Travellers, traders and touts first ran for dear life when the snake was discovered by police in a bag at around 9.30AM.
They later trickled back to get a glimpse of the venomous snake.
Midlands police spokesperson Inspector Joel Goko said police asked to search bags that were in possession of the men from Sanyati in Gokwe North.
The snake was found in one of the bags.
The police spokesperson said a fourth suspect, who is the suspected ring leader of the tsikamutandas and identified only as Sekuru Munyaradzi, managed to escape from the scene.
Insp Goko said the four were on their way to Shurugwi for witch-hunting exercises in unnamed villages.
“We arrested Tinei Ndanga, 25, Tapiwa Pfunye, 32, and Vengesai Gomera who were found in possession of a live snake in one of their bags. The trio was at Shurugwi turn off opposite Cathedral Hall when police on patrol approached them and asked to search their bags,” he said.
Two suspects bolted away from the scene and were arrested after they were chased by the police. On opening their bags, the police discovered the live snake – a puff adder and immediately arrested them.”
When The Chronicle visited the scene at around 10AM, police officers were having trouble controlling the crowd that had gathered to catch a glimpse of the snake.
The three suspects said the snake belonged to Sekuru Munyaradzi, their leader who fled when police started searching the bags.
“The snake belongs to our group leader Sekuru Munyaradzi who is a traditional healer. He ran away when he saw the police searching our bags. He just asked me to carry the bag and he never told me that there was a snake inside,” said Gomera.
“We were on our way from Gokwe to Shurugwi to perform witch hunting exercises where Sekuru had been invited.”
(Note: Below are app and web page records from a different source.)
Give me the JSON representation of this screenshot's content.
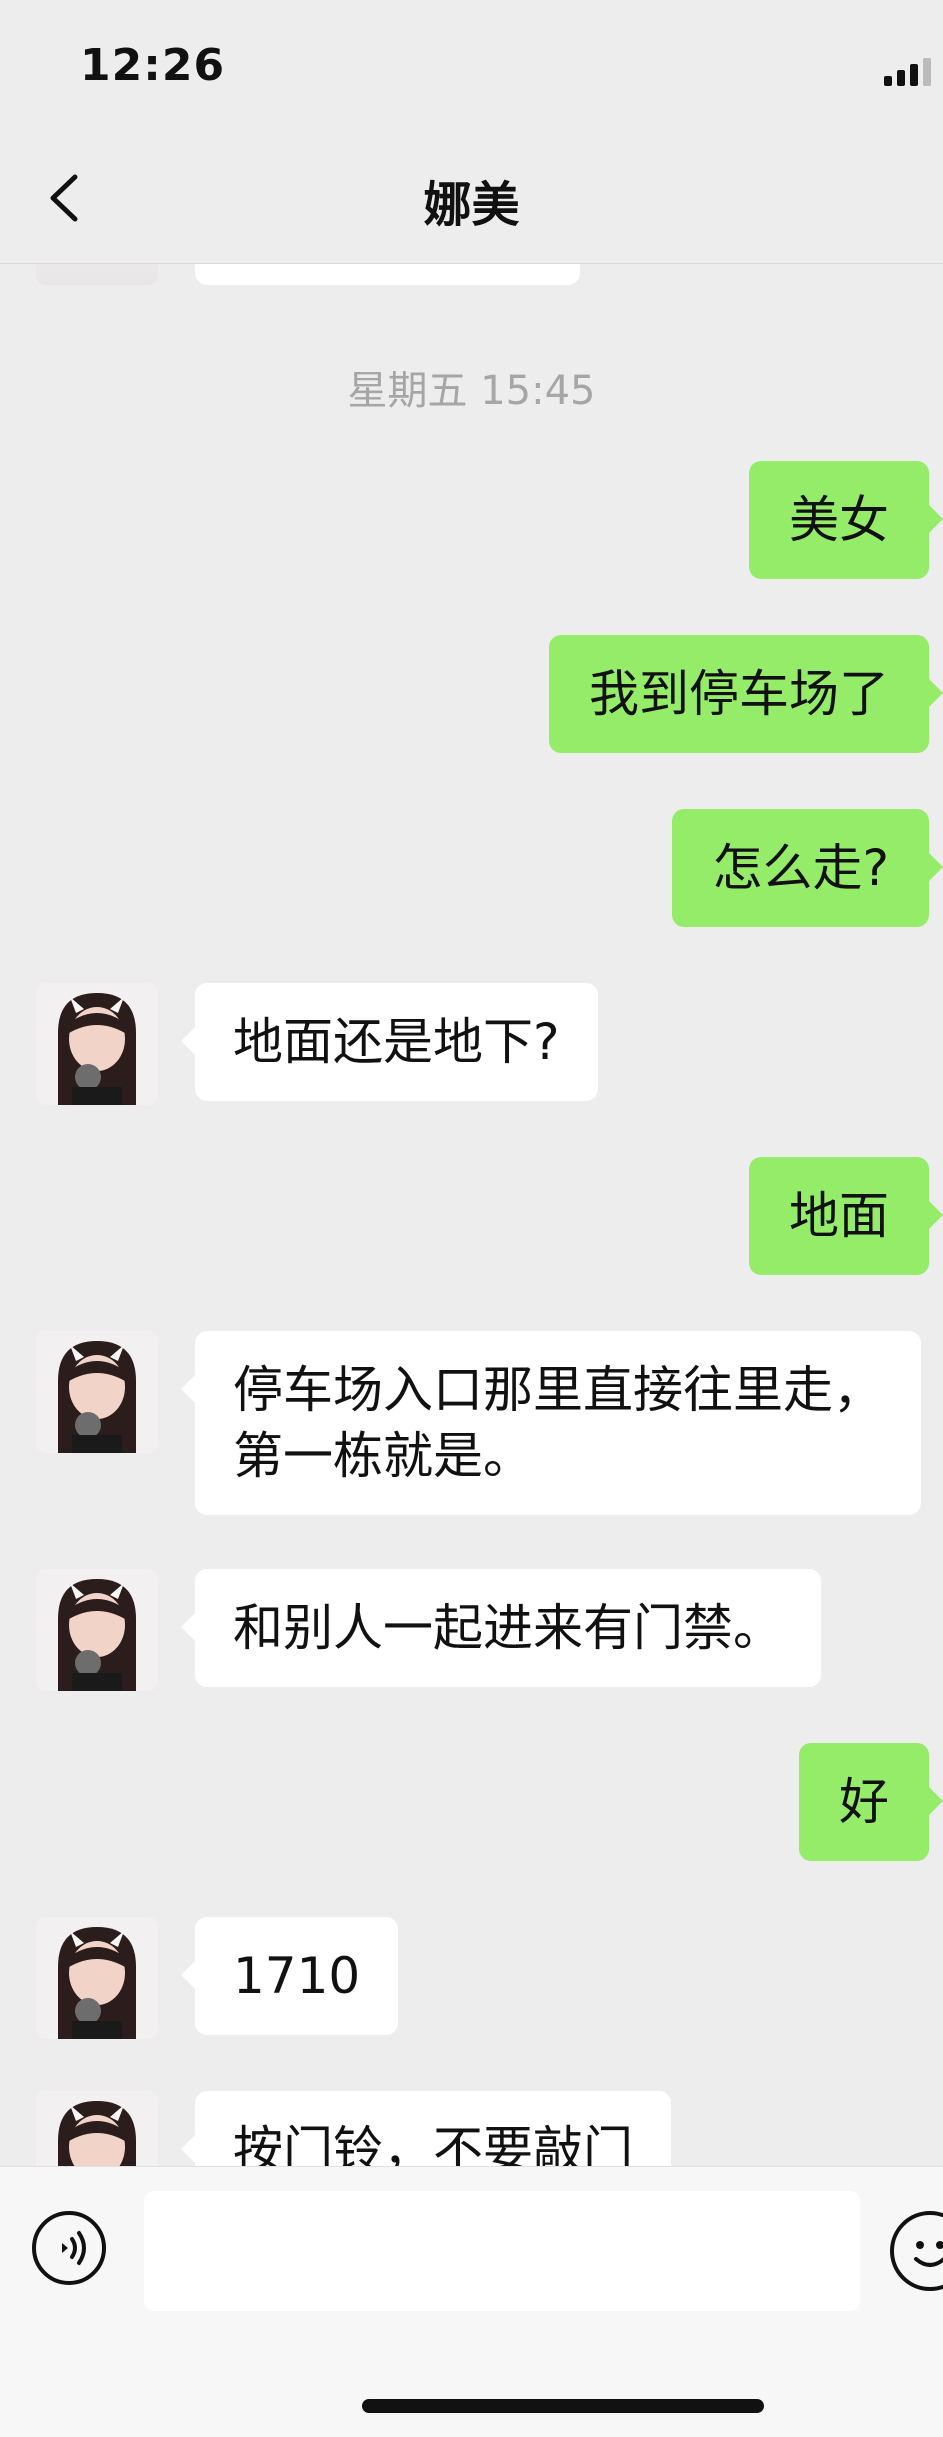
{
  "status_bar": {
    "time": "12:26"
  },
  "header": {
    "title": "娜美"
  },
  "chat": {
    "timestamp": "星期五 15:45",
    "messages": [
      {
        "side": "right",
        "text": "美女"
      },
      {
        "side": "right",
        "text": "我到停车场了"
      },
      {
        "side": "right",
        "text": "怎么走?"
      },
      {
        "side": "left",
        "text": "地面还是地下?"
      },
      {
        "side": "right",
        "text": "地面"
      },
      {
        "side": "left",
        "text": "停车场入口那里直接往里走，\n第一栋就是。"
      },
      {
        "side": "left",
        "text": "和别人一起进来有门禁。"
      },
      {
        "side": "right",
        "text": "好"
      },
      {
        "side": "left",
        "text": "1710"
      },
      {
        "side": "left",
        "text": "按门铃，不要敲门"
      }
    ]
  },
  "input_bar": {
    "placeholder": ""
  },
  "colors": {
    "sent_bubble": "#95ec69",
    "received_bubble": "#ffffff",
    "background": "#ededed"
  },
  "icons": [
    "back-icon",
    "signal-icon",
    "voice-icon",
    "emoji-icon"
  ]
}
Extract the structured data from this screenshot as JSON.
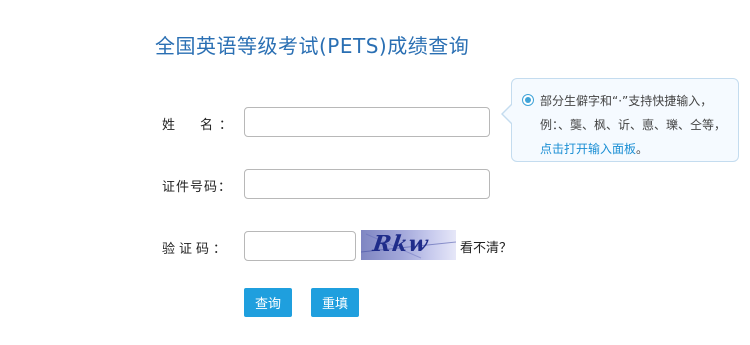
{
  "page": {
    "title": "全国英语等级考试(PETS)成绩查询"
  },
  "form": {
    "name_label": "姓　名：",
    "id_label": "证件号码：",
    "captcha_label": "验证码：",
    "name_value": "",
    "id_value": "",
    "captcha_value": "",
    "captcha_image_text": "Rkw",
    "refresh_text": "看不清？"
  },
  "tooltip": {
    "icon": "info-radio-icon",
    "text": "部分生僻字和“·”支持快捷输入，例：、龑、枫、䜣、悳、瓅、仝等，",
    "link": "点击打开输入面板",
    "suffix": "。"
  },
  "buttons": {
    "query": "查询",
    "reset": "重填"
  },
  "colors": {
    "title": "#2a6fb3",
    "button": "#1f9fde",
    "tooltip_border": "#c4dcef",
    "tooltip_background": "#f5faff",
    "link": "#1b8fd4"
  }
}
The discovery of the snake raised suspicions that it was going to be planted at targeted homesteads to accuse villagers of being “witches”.
The tsikamundas demand payment for their cleansing ceremonies.